▶ Problem details: Each entry below must be repeated exactly. Leave the pictures out of it.

┌──

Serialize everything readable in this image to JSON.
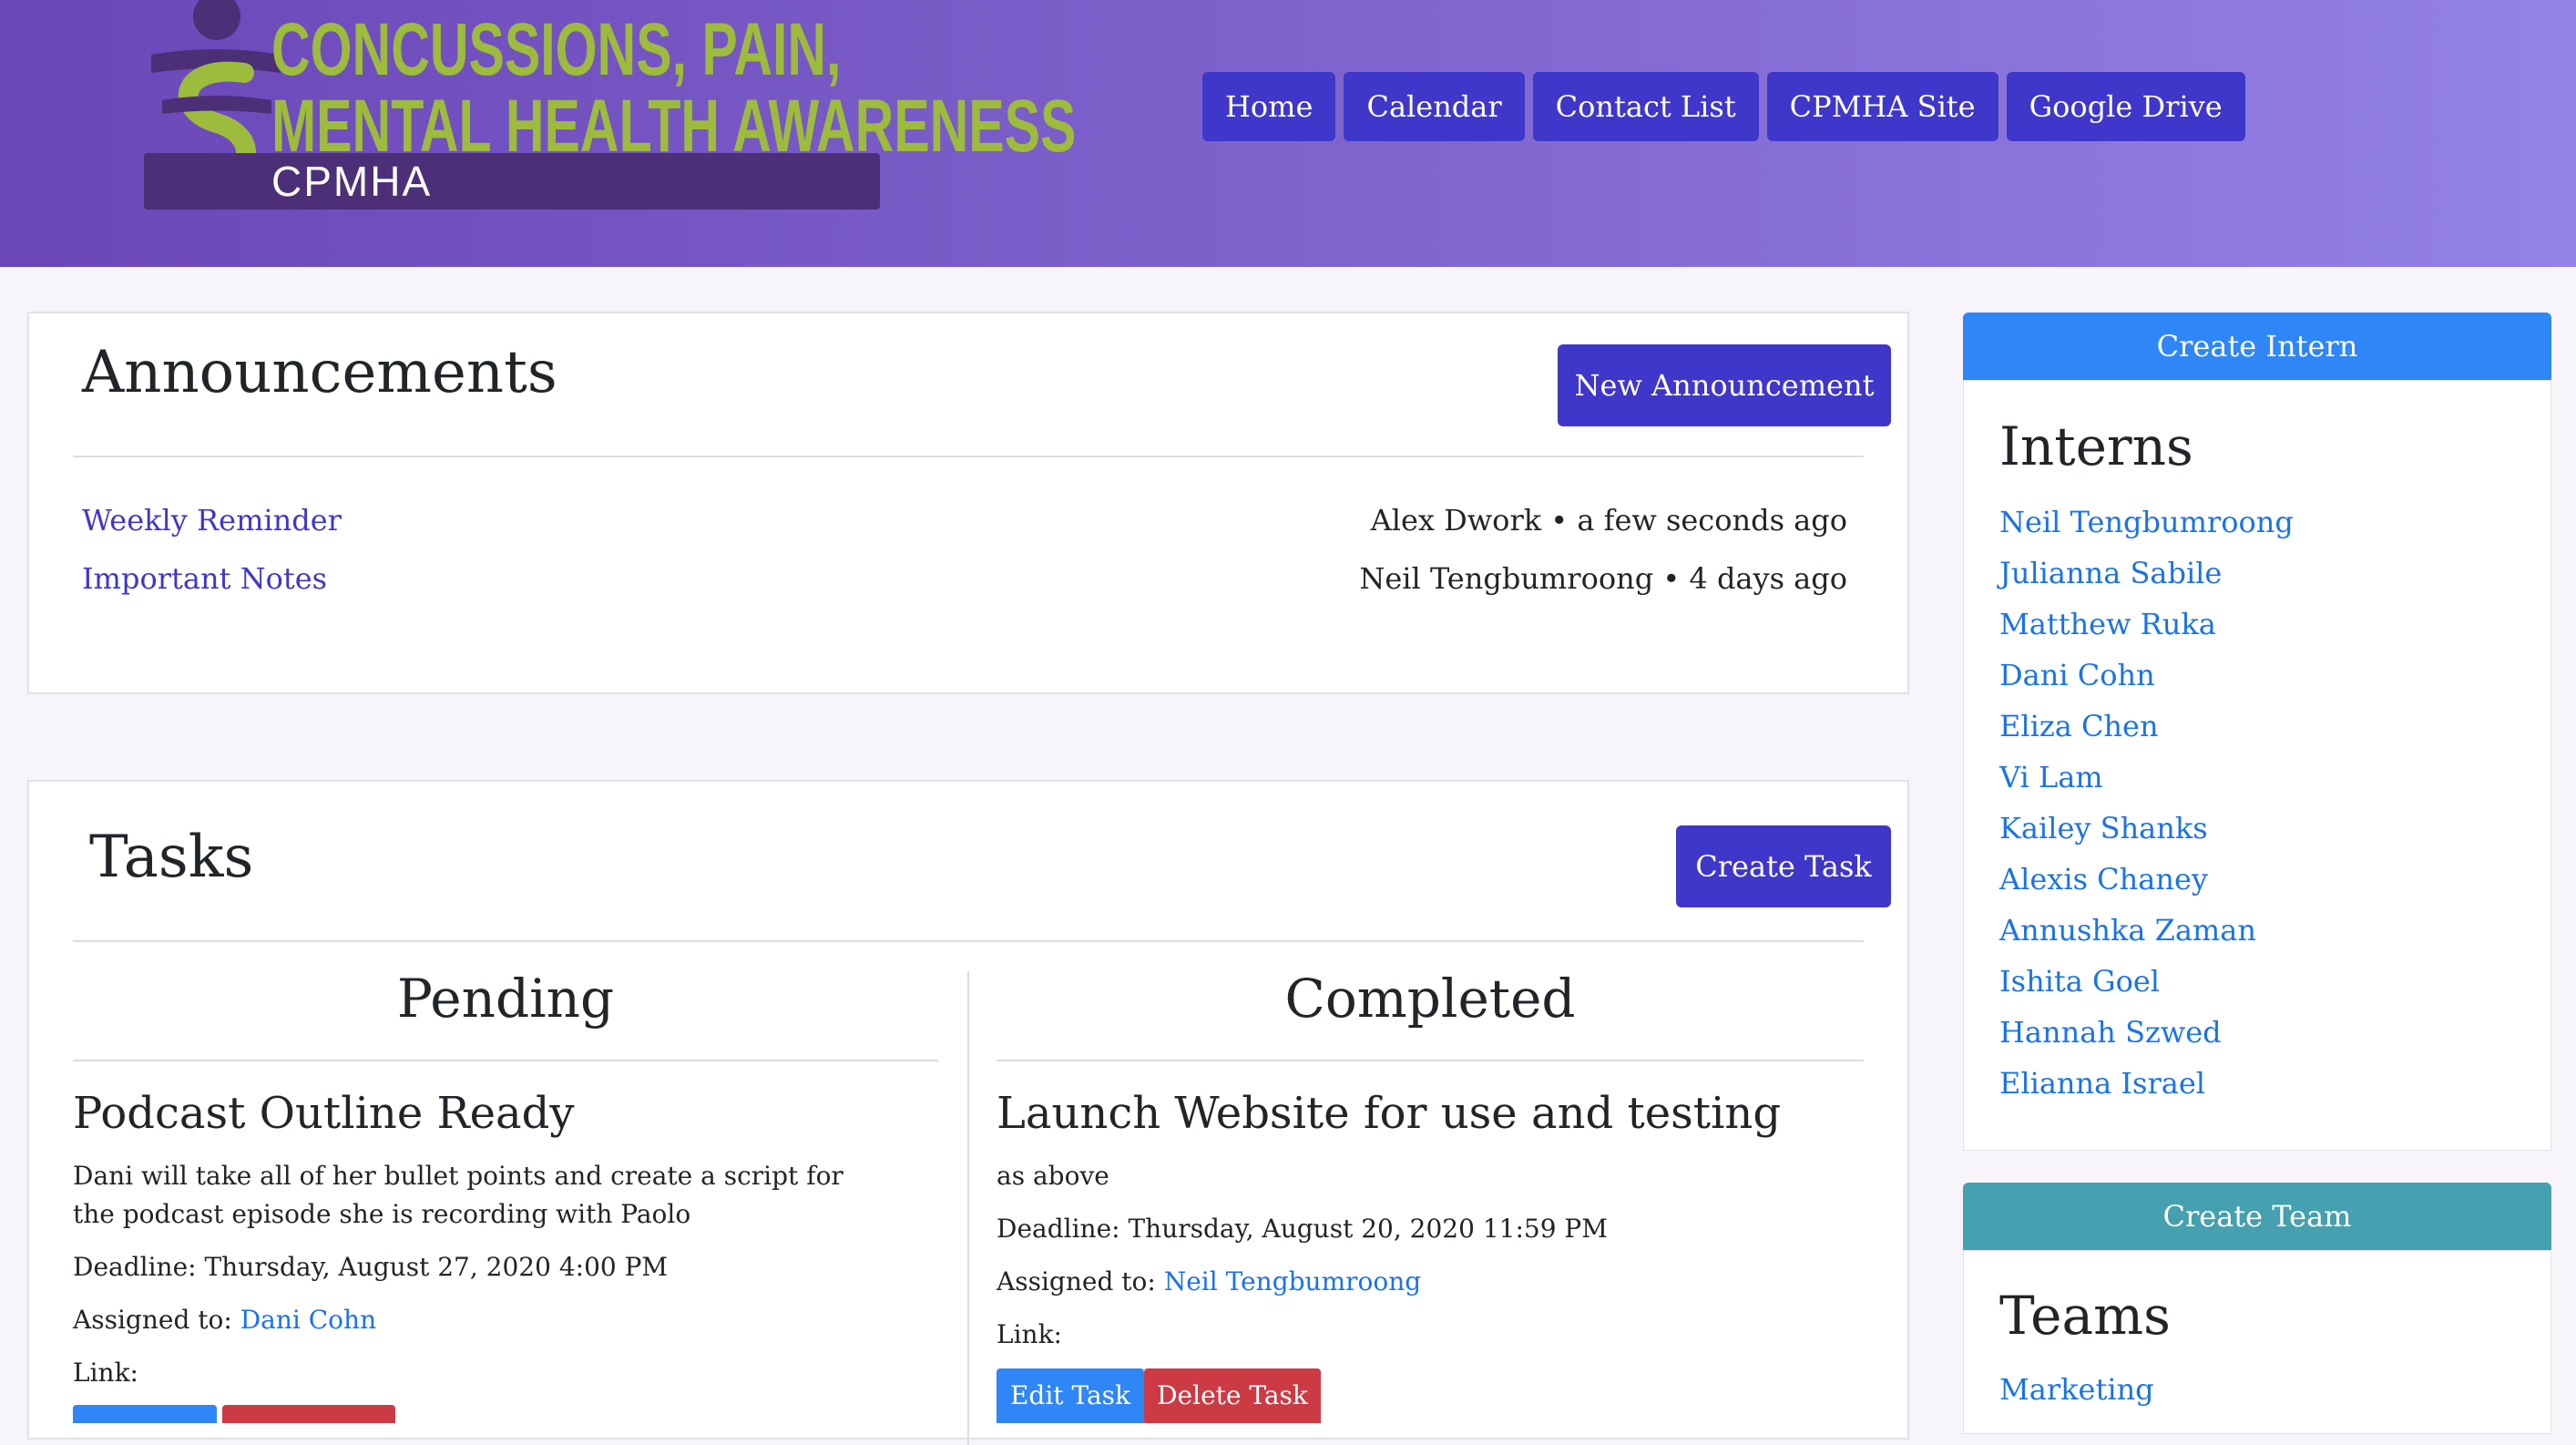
{
  "logo": {
    "line1": "CONCUSSIONS, PAIN,",
    "line2": "MENTAL HEALTH AWARENESS",
    "line3": "CPMHA"
  },
  "nav": [
    "Home",
    "Calendar",
    "Contact List",
    "CPMHA Site",
    "Google Drive"
  ],
  "announcements": {
    "title": "Announcements",
    "new_button": "New Announcement",
    "items": [
      {
        "title": "Weekly Reminder",
        "meta": "Alex Dwork • a few seconds ago"
      },
      {
        "title": "Important Notes",
        "meta": "Neil Tengbumroong • 4 days ago"
      }
    ]
  },
  "tasks": {
    "title": "Tasks",
    "create_button": "Create Task",
    "pending": {
      "heading": "Pending",
      "task": {
        "title": "Podcast Outline Ready",
        "description": "Dani will take all of her bullet points and create a script for the podcast episode she is recording with Paolo",
        "deadline": "Deadline: Thursday, August 27, 2020 4:00 PM",
        "assigned_label": "Assigned to:",
        "assigned_to": "Dani Cohn",
        "link_label": "Link:"
      }
    },
    "completed": {
      "heading": "Completed",
      "task": {
        "title": "Launch Website for use and testing",
        "description": "as above",
        "deadline": "Deadline: Thursday, August 20, 2020 11:59 PM",
        "assigned_label": "Assigned to:",
        "assigned_to": "Neil Tengbumroong",
        "link_label": "Link:",
        "edit_button": "Edit Task",
        "delete_button": "Delete Task"
      }
    }
  },
  "sidebar": {
    "create_intern": "Create Intern",
    "interns_title": "Interns",
    "interns": [
      "Neil Tengbumroong",
      "Julianna Sabile",
      "Matthew Ruka",
      "Dani Cohn",
      "Eliza Chen",
      "Vi Lam",
      "Kailey Shanks",
      "Alexis Chaney",
      "Annushka Zaman",
      "Ishita Goel",
      "Hannah Szwed",
      "Elianna Israel"
    ],
    "create_team": "Create Team",
    "teams_title": "Teams",
    "teams": [
      "Marketing"
    ]
  },
  "colors": {
    "primary": "#3f37c9",
    "create_intern": "#2f86f6",
    "create_team": "#45a0b0",
    "edit": "#2f86f6",
    "delete": "#cc3b44",
    "link": "#1a73e8"
  }
}
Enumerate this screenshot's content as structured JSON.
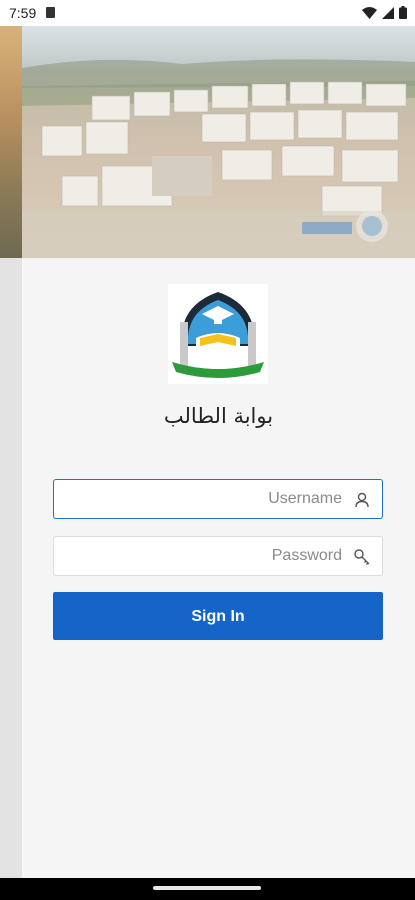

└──

▶ Answer to this exercise:
Serialize everything readable in this image to JSON.
{
  "logo": {
    "line1": "CONCUSSIONS, PAIN,",
    "line2": "MENTAL HEALTH AWARENESS",
    "line3": "CPMHA"
  },
  "nav": [
    "Home",
    "Calendar",
    "Contact List",
    "CPMHA Site",
    "Google Drive"
  ],
  "announcements": {
    "title": "Announcements",
    "new_button": "New Announcement",
    "items": [
      {
        "title": "Weekly Reminder",
        "meta": "Alex Dwork • a few seconds ago"
      },
      {
        "title": "Important Notes",
        "meta": "Neil Tengbumroong • 4 days ago"
      }
    ]
  },
  "tasks": {
    "title": "Tasks",
    "create_button": "Create Task",
    "pending": {
      "heading": "Pending",
      "task": {
        "title": "Podcast Outline Ready",
        "description": "Dani will take all of her bullet points and create a script for the podcast episode she is recording with Paolo",
        "deadline": "Deadline: Thursday, August 27, 2020 4:00 PM",
        "assigned_label": "Assigned to:",
        "assigned_to": "Dani Cohn",
        "link_label": "Link:"
      }
    },
    "completed": {
      "heading": "Completed",
      "task": {
        "title": "Launch Website for use and testing",
        "description": "as above",
        "deadline": "Deadline: Thursday, August 20, 2020 11:59 PM",
        "assigned_label": "Assigned to:",
        "assigned_to": "Neil Tengbumroong",
        "link_label": "Link:",
        "edit_button": "Edit Task",
        "delete_button": "Delete Task"
      }
    }
  },
  "sidebar": {
    "create_intern": "Create Intern",
    "interns_title": "Interns",
    "interns": [
      "Neil Tengbumroong",
      "Julianna Sabile",
      "Matthew Ruka",
      "Dani Cohn",
      "Eliza Chen",
      "Vi Lam",
      "Kailey Shanks",
      "Alexis Chaney",
      "Annushka Zaman",
      "Ishita Goel",
      "Hannah Szwed",
      "Elianna Israel"
    ],
    "create_team": "Create Team",
    "teams_title": "Teams",
    "teams": [
      "Marketing"
    ]
  },
  "colors": {
    "primary": "#3f37c9",
    "create_intern": "#2f86f6",
    "create_team": "#45a0b0",
    "edit": "#2f86f6",
    "delete": "#cc3b44",
    "link": "#1a73e8"
  }
}
Enumerate this screenshot's content as structured JSON.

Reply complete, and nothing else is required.